8.1. The "Create or edit an advanced query" dialog box

The "Search Files" tool is not limited to simple text searches. You can use it to perform more elaborate searches. For example: find all documents containing an element whose id attribute starts with "topic":

In the above screenshot, notice the query being used: "@id =~ ^topic". The syntax of this query is easy to remember. However, fortunately, you don't even need to do this effort. Suffice to click on "Create or edit an advanced query" to display a query editor dialog box.

Figure 7.5. The "Create or edit an advanced query" dialog box

The "Create or edit an advanced query" dialog box

Description of the text fields and comboboxes from top to bottom and left to right:

Text field "Parent elements match:"

Specifies the parent element and also possibly the ancestors of the subject of the search.

An empty "Parent elements match:" text field means: whatever the parent or ancestors.

Subject type combobox

Specifies the node type of the subject of the search: element, attribute, processing-instruction or comment.

Subject name text field

Specifies the name of the subject of the search when this subject is an element or attribute. Specifies the target of a processing-instruction when the subject of the search is a processing-instruction.

  • A non-qualified name such as "para" matches any name having "para" as its local part . That is, the namespace and the prefix of a name are not considered.

  • A qualified name such as "db:para" matches any name having "db" as its prefix and "para" as its local part. The namespace of a name is not considered.

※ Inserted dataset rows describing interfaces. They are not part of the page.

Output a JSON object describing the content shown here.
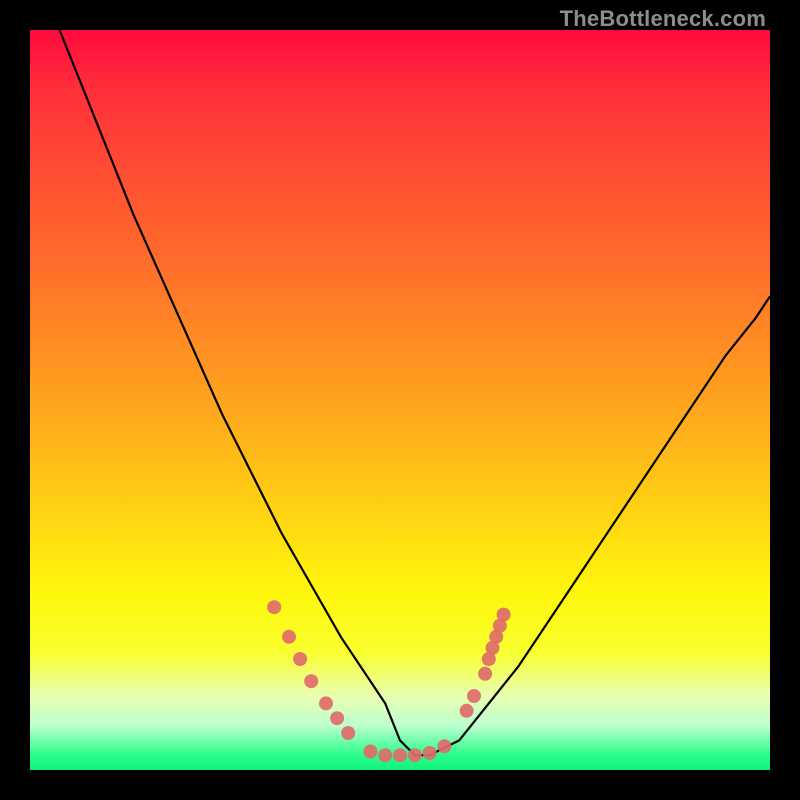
{
  "watermark": "TheBottleneck.com",
  "chart_data": {
    "type": "line",
    "title": "",
    "xlabel": "",
    "ylabel": "",
    "xlim": [
      0,
      100
    ],
    "ylim": [
      0,
      100
    ],
    "grid": false,
    "legend": false,
    "series": [
      {
        "name": "curve",
        "x": [
          4,
          6,
          10,
          14,
          18,
          22,
          26,
          30,
          34,
          38,
          42,
          46,
          48,
          50,
          52,
          54,
          58,
          62,
          66,
          70,
          74,
          78,
          82,
          86,
          90,
          94,
          98,
          100
        ],
        "y": [
          100,
          95,
          85,
          75,
          66,
          57,
          48,
          40,
          32,
          25,
          18,
          12,
          9,
          4,
          2,
          2,
          4,
          9,
          14,
          20,
          26,
          32,
          38,
          44,
          50,
          56,
          61,
          64
        ]
      }
    ],
    "highlight_band": {
      "y_min": 0,
      "y_max": 4,
      "color": "#11f27b"
    },
    "markers": {
      "color": "#e06b6b",
      "points": [
        {
          "x": 33,
          "y": 22
        },
        {
          "x": 35,
          "y": 18
        },
        {
          "x": 36.5,
          "y": 15
        },
        {
          "x": 38,
          "y": 12
        },
        {
          "x": 40,
          "y": 9
        },
        {
          "x": 41.5,
          "y": 7
        },
        {
          "x": 43,
          "y": 5
        },
        {
          "x": 46,
          "y": 2.5
        },
        {
          "x": 48,
          "y": 2
        },
        {
          "x": 50,
          "y": 2
        },
        {
          "x": 52,
          "y": 2
        },
        {
          "x": 54,
          "y": 2.3
        },
        {
          "x": 56,
          "y": 3.2
        },
        {
          "x": 59,
          "y": 8
        },
        {
          "x": 60,
          "y": 10
        },
        {
          "x": 61.5,
          "y": 13
        },
        {
          "x": 62,
          "y": 15
        },
        {
          "x": 62.5,
          "y": 16.5
        },
        {
          "x": 63,
          "y": 18
        },
        {
          "x": 63.5,
          "y": 19.5
        },
        {
          "x": 64,
          "y": 21
        }
      ]
    }
  }
}
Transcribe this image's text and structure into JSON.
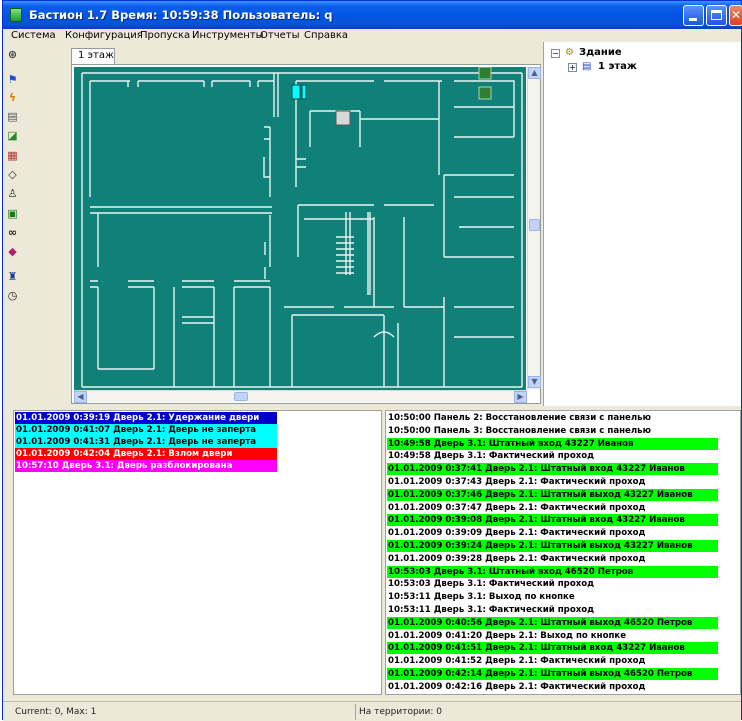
{
  "window": {
    "title": "Бастион 1.7 Время: 10:59:38 Пользователь: q",
    "minimize": "",
    "maximize": "",
    "close": "✕"
  },
  "menu": [
    "Система",
    "Конфигурация",
    "Пропуска",
    "Инструменты",
    "Отчеты",
    "Справка"
  ],
  "toolbar": {
    "icons": [
      "camera-icon",
      "flag-icon",
      "lightning-icon",
      "printer-icon",
      "device-icon",
      "keypad-icon",
      "tag-icon",
      "person-card-icon",
      "terminal-icon",
      "binoculars-icon",
      "eraser-icon",
      "door-person-icon",
      "stopwatch-icon"
    ]
  },
  "plan": {
    "tab_label": "1 этаж"
  },
  "tree": {
    "root": "Здание",
    "child": "1 этаж",
    "root_toggle": "−",
    "child_toggle": "+"
  },
  "colors": {
    "plan_background": "#0f8178",
    "alarm_blue": "#0000cc",
    "alarm_cyan": "#00ffff",
    "alarm_red": "#ff0000",
    "alarm_magenta": "#ff00ff",
    "event_green": "#00ff00"
  },
  "alarms": [
    {
      "text": "01.01.2009 0:39:19 Дверь   2.1: Удержание двери",
      "bg": "#0000cc",
      "fg": "#ffffff"
    },
    {
      "text": "01.01.2009 0:41:07 Дверь   2.1: Дверь не заперта",
      "bg": "#00ffff",
      "fg": "#000000"
    },
    {
      "text": "01.01.2009 0:41:31 Дверь   2.1: Дверь не заперта",
      "bg": "#00ffff",
      "fg": "#000000"
    },
    {
      "text": "01.01.2009 0:42:04 Дверь   2.1: Взлом двери",
      "bg": "#ff0000",
      "fg": "#ffffff"
    },
    {
      "text": "10:57:10 Дверь   3.1: Дверь разблокирована",
      "bg": "#ff00ff",
      "fg": "#ffffff"
    }
  ],
  "events": [
    {
      "text": "10:50:00 Панель   2: Восстановление связи с панелью",
      "highlight": false
    },
    {
      "text": "10:50:00 Панель   3: Восстановление связи с панелью",
      "highlight": false
    },
    {
      "text": "10:49:58 Дверь   3.1: Штатный вход 43227 Иванов",
      "highlight": true
    },
    {
      "text": "10:49:58 Дверь   3.1: Фактический проход",
      "highlight": false
    },
    {
      "text": "01.01.2009 0:37:41 Дверь   2.1: Штатный вход 43227 Иванов",
      "highlight": true
    },
    {
      "text": "01.01.2009 0:37:43 Дверь   2.1: Фактический проход",
      "highlight": false
    },
    {
      "text": "01.01.2009 0:37:46 Дверь   2.1: Штатный выход 43227 Иванов",
      "highlight": true
    },
    {
      "text": "01.01.2009 0:37:47 Дверь   2.1: Фактический проход",
      "highlight": false
    },
    {
      "text": "01.01.2009 0:39:08 Дверь   2.1: Штатный вход 43227 Иванов",
      "highlight": true
    },
    {
      "text": "01.01.2009 0:39:09 Дверь   2.1: Фактический проход",
      "highlight": false
    },
    {
      "text": "01.01.2009 0:39:24 Дверь   2.1: Штатный выход 43227 Иванов",
      "highlight": true
    },
    {
      "text": "01.01.2009 0:39:28 Дверь   2.1: Фактический проход",
      "highlight": false
    },
    {
      "text": "10:53:03 Дверь   3.1: Штатный вход 46520 Петров",
      "highlight": true
    },
    {
      "text": "10:53:03 Дверь   3.1: Фактический проход",
      "highlight": false
    },
    {
      "text": "10:53:11 Дверь   3.1: Выход по кнопке",
      "highlight": false
    },
    {
      "text": "10:53:11 Дверь   3.1: Фактический проход",
      "highlight": false
    },
    {
      "text": "01.01.2009 0:40:56 Дверь   2.1: Штатный выход 46520 Петров",
      "highlight": true
    },
    {
      "text": "01.01.2009 0:41:20 Дверь   2.1: Выход по кнопке",
      "highlight": false
    },
    {
      "text": "01.01.2009 0:41:51 Дверь   2.1: Штатный вход 43227 Иванов",
      "highlight": true
    },
    {
      "text": "01.01.2009 0:41:52 Дверь   2.1: Фактический проход",
      "highlight": false
    },
    {
      "text": "01.01.2009 0:42:14 Дверь   2.1: Штатный выход 46520 Петров",
      "highlight": true
    },
    {
      "text": "01.01.2009 0:42:16 Дверь   2.1: Фактический проход",
      "highlight": false
    }
  ],
  "status": {
    "left": "Current: 0, Max: 1",
    "right": "На территории: 0"
  }
}
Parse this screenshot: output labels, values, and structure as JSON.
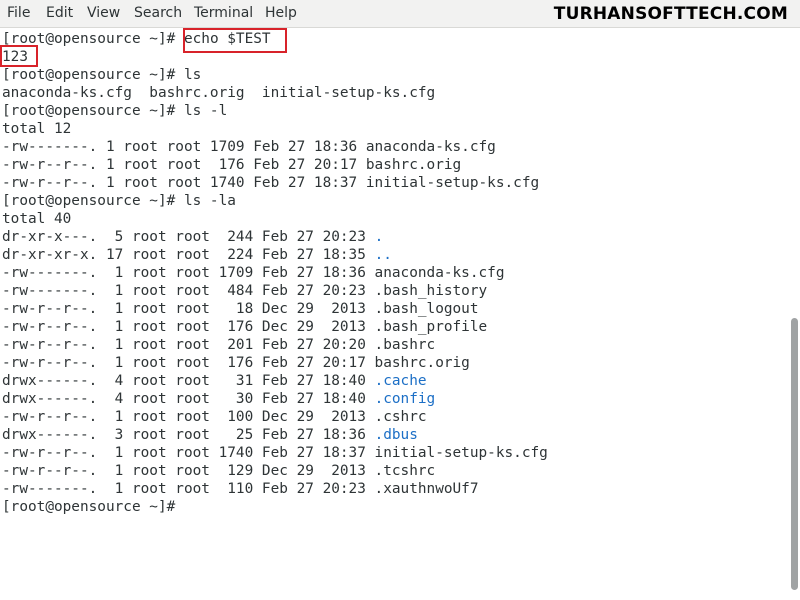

  • A name specified using Clark's notation such as "{http://docbook.org/ns/docbook}para" matches any name have "http://docbook.org/ns/docbook" as its namespace and "para" as its local part. The prefix of a name is not considered.

    Use "{}" to specify the absence of namespace. Example: "{}para".

  • In a name specification, an "*" wildcard may be used in the local part, the prefix or the namespace. Examples: "db:*", "*:para", "{*}para".

An empty subject name text field means: whatever the name of the element or attribute or whatever the target of the processing-instruction.

Match operation combobox

Specifies how the textual content of the subject is matched with the searched value:

  • the textual content contains the searched value,

  • OR the textual content is equal to the searched value,

  • OR the textual content contains a substring matching the searched value, which is a regular expression.

All these operations are case-insensitive.

Searched value

Specifies the searched value, some plain text or a regular expression, depending on the chosen the match operation. The text search is case-insensitive.

The supported syntax for regular expressions is documented here.

An empty searched value text field means: whatever the textual content of the subject.

Examples: